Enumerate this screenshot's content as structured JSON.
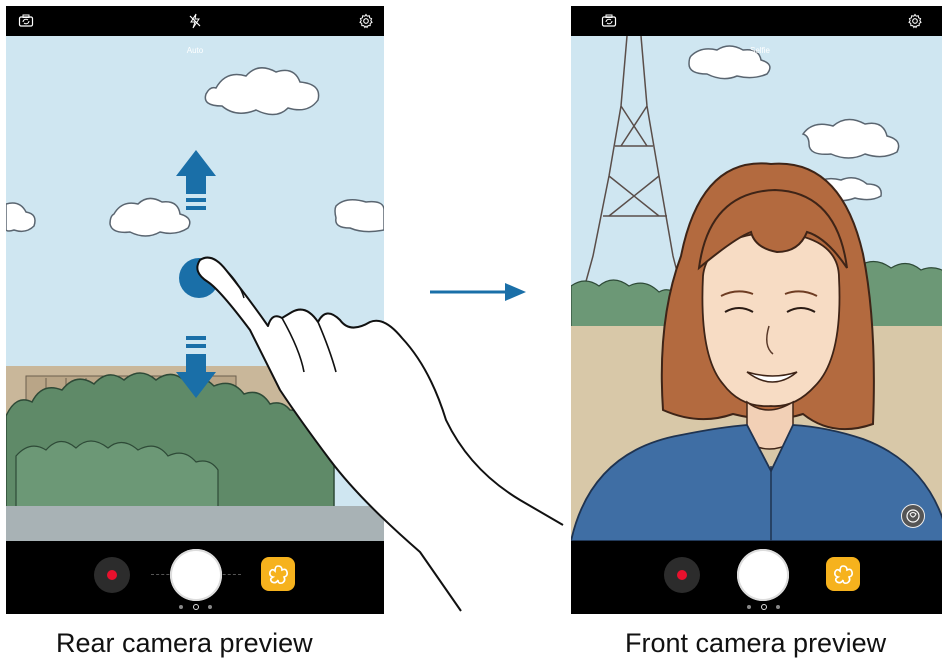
{
  "left_screen": {
    "mode_label": "Auto",
    "icons": {
      "switch": "switch-camera-icon",
      "flash": "flash-off-icon",
      "settings": "gear-icon"
    }
  },
  "right_screen": {
    "mode_label": "Selfie",
    "icons": {
      "switch": "switch-camera-icon",
      "settings": "gear-icon",
      "beauty": "beauty-icon"
    }
  },
  "bottom_controls": {
    "record": "record-icon",
    "shutter": "shutter-button",
    "effects": "effects-icon"
  },
  "captions": {
    "left": "Rear camera preview",
    "right": "Front camera preview"
  },
  "colors": {
    "arrow_blue": "#1a6fa8",
    "accent_orange": "#f6b21d",
    "record_red": "#e8112d",
    "sky": "#cfe6f1"
  }
}
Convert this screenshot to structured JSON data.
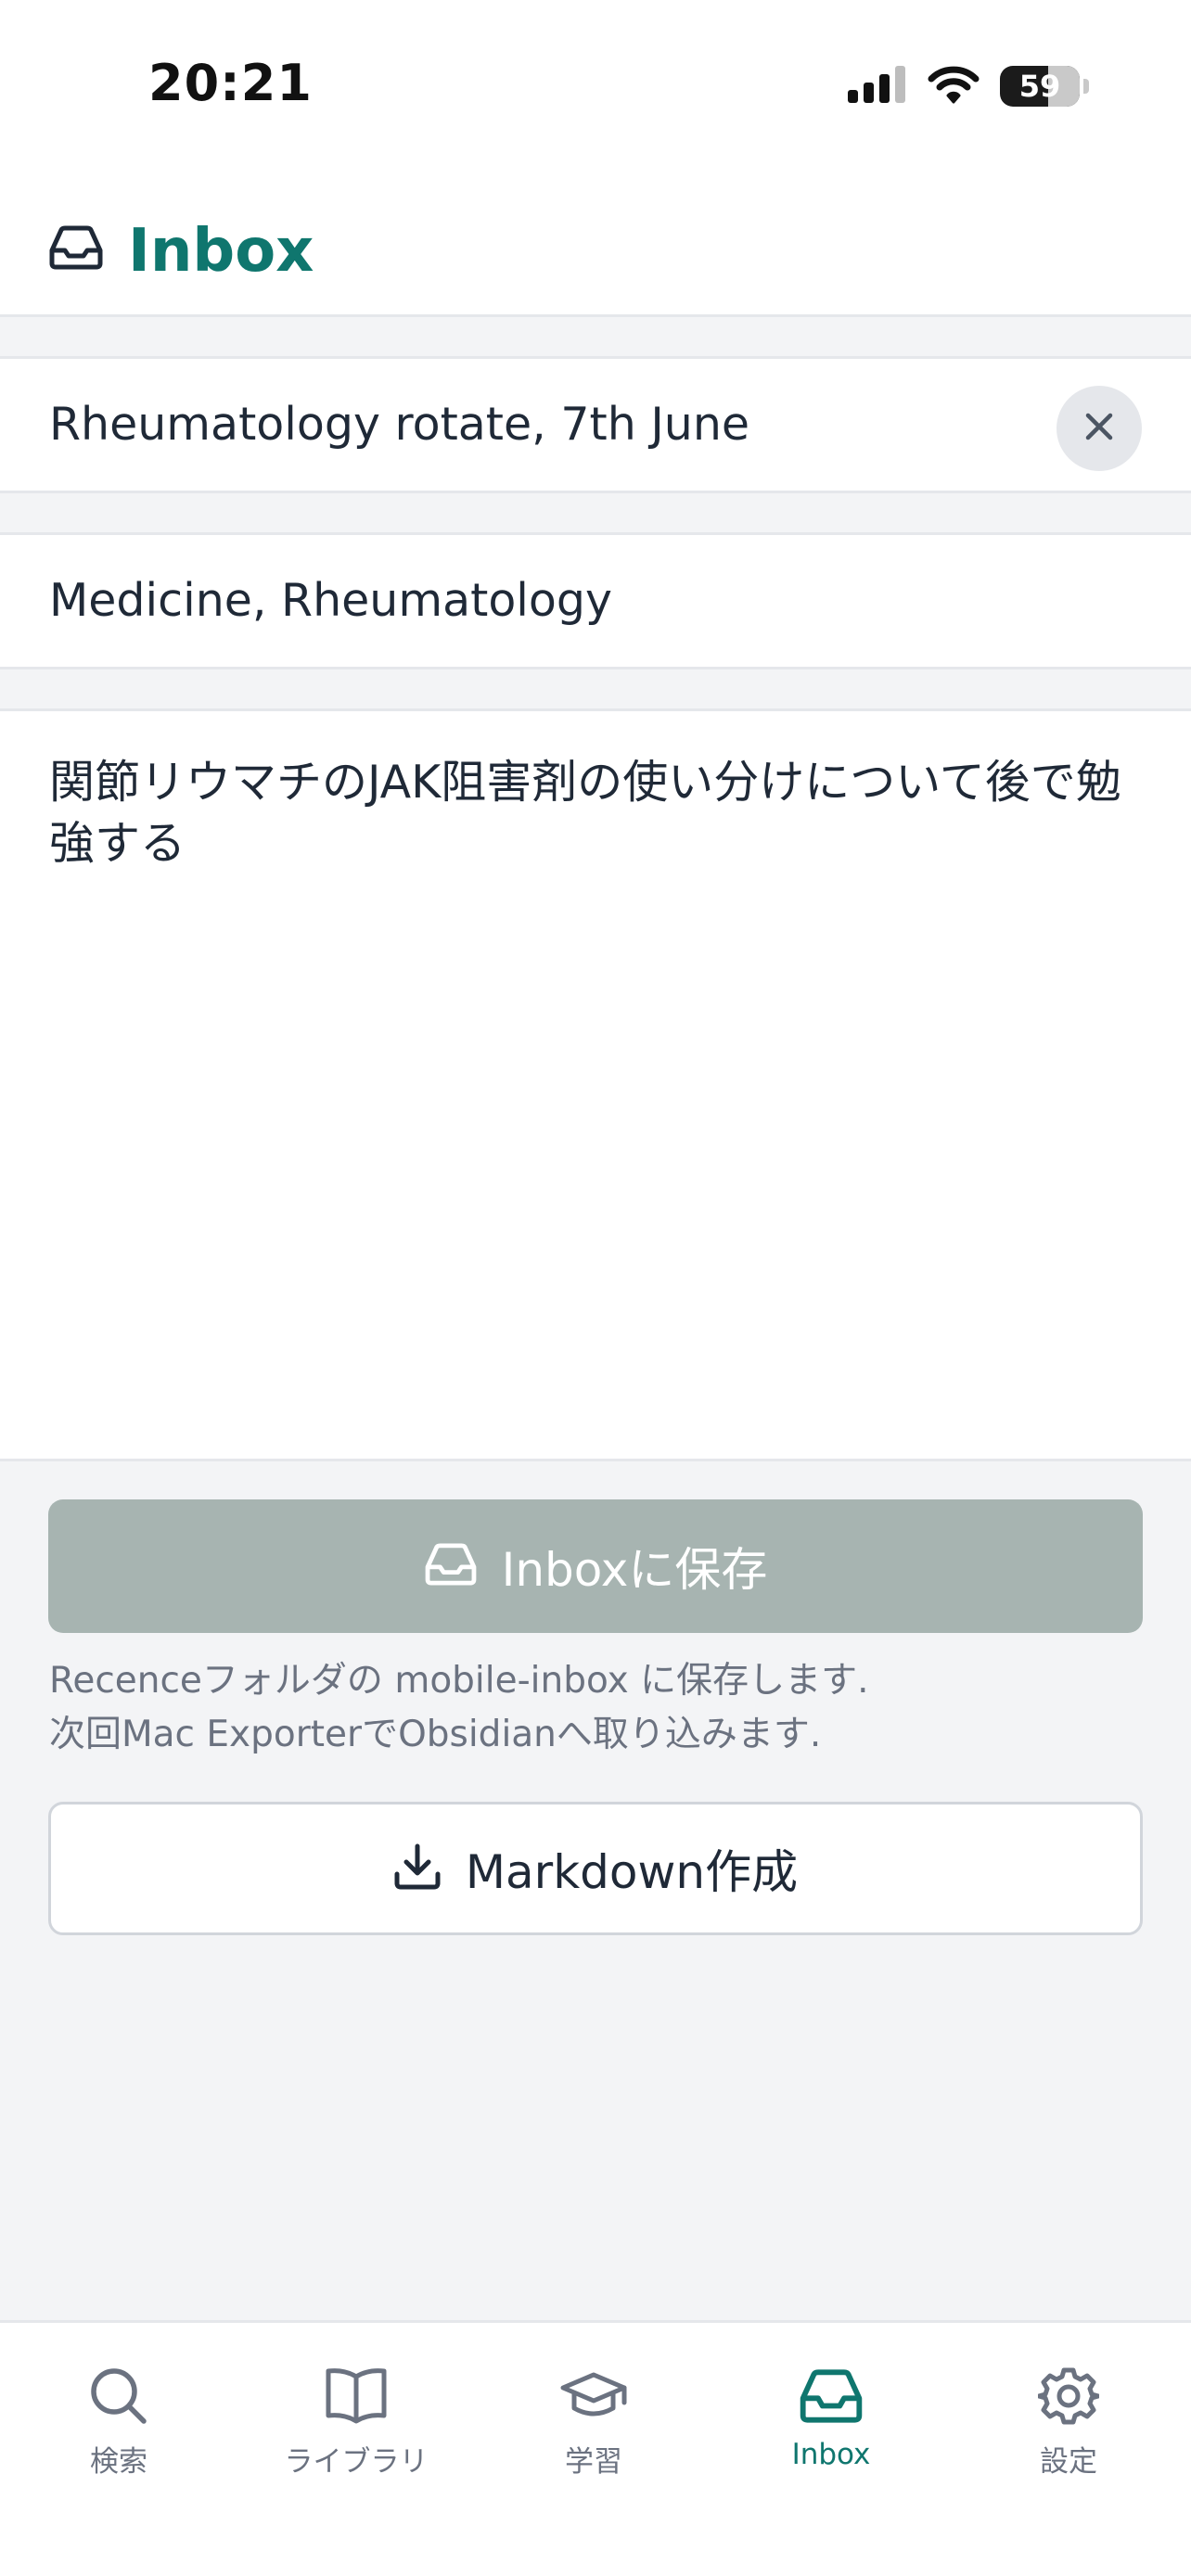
{
  "status_bar": {
    "time": "20:21",
    "battery": "59",
    "icons": [
      "signal-icon",
      "wifi-icon",
      "battery-icon"
    ]
  },
  "header": {
    "icon": "inbox-icon",
    "title": "Inbox"
  },
  "form": {
    "title_value": "Rheumatology rotate, 7th June",
    "tags_value": "Medicine, Rheumatology",
    "body_value": "関節リウマチのJAK阻害剤の使い分けについて後で勉強する",
    "clear_icon": "close-icon"
  },
  "actions": {
    "save_label": "Inboxに保存",
    "save_icon": "inbox-icon",
    "hint_line1": "Recenceフォルダの mobile-inbox に保存します.",
    "hint_line2": "次回Mac ExporterでObsidianへ取り込みます.",
    "markdown_label": "Markdown作成",
    "markdown_icon": "download-icon"
  },
  "tabs": [
    {
      "label": "検索",
      "icon": "search-icon",
      "active": false
    },
    {
      "label": "ライブラリ",
      "icon": "book-icon",
      "active": false
    },
    {
      "label": "学習",
      "icon": "graduation-cap-icon",
      "active": false
    },
    {
      "label": "Inbox",
      "icon": "inbox-icon",
      "active": true
    },
    {
      "label": "設定",
      "icon": "gear-icon",
      "active": false
    }
  ],
  "colors": {
    "accent": "#0f766e",
    "save_button_disabled": "#a7b4b1",
    "background": "#f3f4f6",
    "muted_text": "#6b7280"
  }
}
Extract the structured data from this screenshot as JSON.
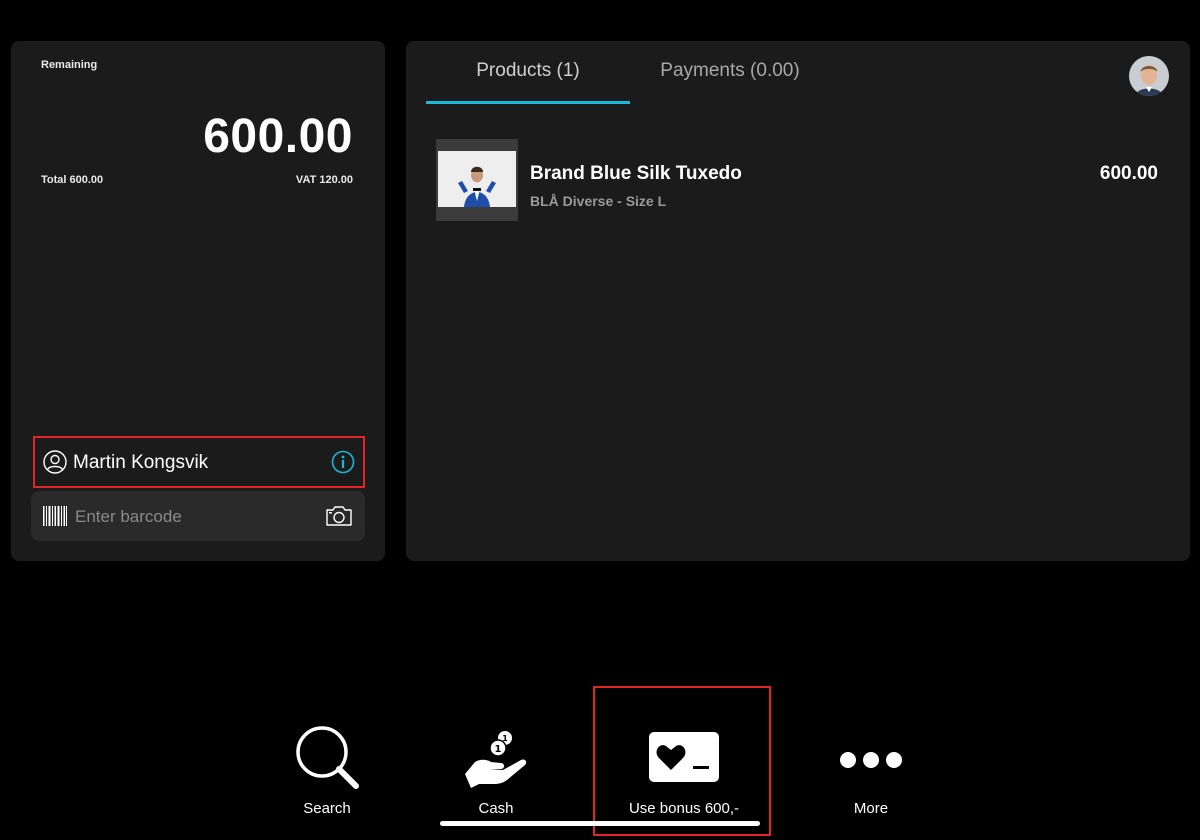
{
  "summary": {
    "remaining_label": "Remaining",
    "remaining_amount": "600.00",
    "total_label": "Total 600.00",
    "vat_label": "VAT 120.00"
  },
  "customer": {
    "name": "Martin Kongsvik",
    "icon": "user-icon",
    "info_icon": "info-icon"
  },
  "barcode": {
    "placeholder": "Enter barcode",
    "value": "",
    "icon": "barcode-icon",
    "camera_icon": "camera-icon"
  },
  "tabs": [
    {
      "label": "Products (1)",
      "active": true
    },
    {
      "label": "Payments (0.00)",
      "active": false
    }
  ],
  "products": [
    {
      "name": "Brand Blue Silk Tuxedo",
      "variant": "BLÅ Diverse - Size L",
      "price": "600.00"
    }
  ],
  "toolbar": {
    "search_label": "Search",
    "cash_label": "Cash",
    "bonus_label": "Use bonus 600,-",
    "more_label": "More"
  },
  "colors": {
    "background": "#000000",
    "panel": "#1b1b1b",
    "accent": "#19b8d8",
    "highlight": "#e0262b"
  }
}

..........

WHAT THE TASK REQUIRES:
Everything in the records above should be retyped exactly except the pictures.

FINISHED EXERCISE:
Enumerate this screenshot's content as structured JSON.
{
  "left_screen": {
    "mode_label": "Auto",
    "icons": {
      "switch": "switch-camera-icon",
      "flash": "flash-off-icon",
      "settings": "gear-icon"
    }
  },
  "right_screen": {
    "mode_label": "Selfie",
    "icons": {
      "switch": "switch-camera-icon",
      "settings": "gear-icon",
      "beauty": "beauty-icon"
    }
  },
  "bottom_controls": {
    "record": "record-icon",
    "shutter": "shutter-button",
    "effects": "effects-icon"
  },
  "captions": {
    "left": "Rear camera preview",
    "right": "Front camera preview"
  },
  "colors": {
    "arrow_blue": "#1a6fa8",
    "accent_orange": "#f6b21d",
    "record_red": "#e8112d",
    "sky": "#cfe6f1"
  }
}
Convert this screenshot to structured JSON data.
{
  "status_bar": {
    "time": "20:21",
    "battery": "59",
    "icons": [
      "signal-icon",
      "wifi-icon",
      "battery-icon"
    ]
  },
  "header": {
    "icon": "inbox-icon",
    "title": "Inbox"
  },
  "form": {
    "title_value": "Rheumatology rotate, 7th June",
    "tags_value": "Medicine, Rheumatology",
    "body_value": "関節リウマチのJAK阻害剤の使い分けについて後で勉強する",
    "clear_icon": "close-icon"
  },
  "actions": {
    "save_label": "Inboxに保存",
    "save_icon": "inbox-icon",
    "hint_line1": "Recenceフォルダの mobile-inbox に保存します.",
    "hint_line2": "次回Mac ExporterでObsidianへ取り込みます.",
    "markdown_label": "Markdown作成",
    "markdown_icon": "download-icon"
  },
  "tabs": [
    {
      "label": "検索",
      "icon": "search-icon",
      "active": false
    },
    {
      "label": "ライブラリ",
      "icon": "book-icon",
      "active": false
    },
    {
      "label": "学習",
      "icon": "graduation-cap-icon",
      "active": false
    },
    {
      "label": "Inbox",
      "icon": "inbox-icon",
      "active": true
    },
    {
      "label": "設定",
      "icon": "gear-icon",
      "active": false
    }
  ],
  "colors": {
    "accent": "#0f766e",
    "save_button_disabled": "#a7b4b1",
    "background": "#f3f4f6",
    "muted_text": "#6b7280"
  }
}
Extract the structured data from this screenshot as JSON.
{
  "summary": {
    "remaining_label": "Remaining",
    "remaining_amount": "600.00",
    "total_label": "Total 600.00",
    "vat_label": "VAT 120.00"
  },
  "customer": {
    "name": "Martin Kongsvik",
    "icon": "user-icon",
    "info_icon": "info-icon"
  },
  "barcode": {
    "placeholder": "Enter barcode",
    "value": "",
    "icon": "barcode-icon",
    "camera_icon": "camera-icon"
  },
  "tabs": [
    {
      "label": "Products (1)",
      "active": true
    },
    {
      "label": "Payments (0.00)",
      "active": false
    }
  ],
  "products": [
    {
      "name": "Brand Blue Silk Tuxedo",
      "variant": "BLÅ Diverse - Size L",
      "price": "600.00"
    }
  ],
  "toolbar": {
    "search_label": "Search",
    "cash_label": "Cash",
    "bonus_label": "Use bonus 600,-",
    "more_label": "More"
  },
  "colors": {
    "background": "#000000",
    "panel": "#1b1b1b",
    "accent": "#19b8d8",
    "highlight": "#e0262b"
  }
}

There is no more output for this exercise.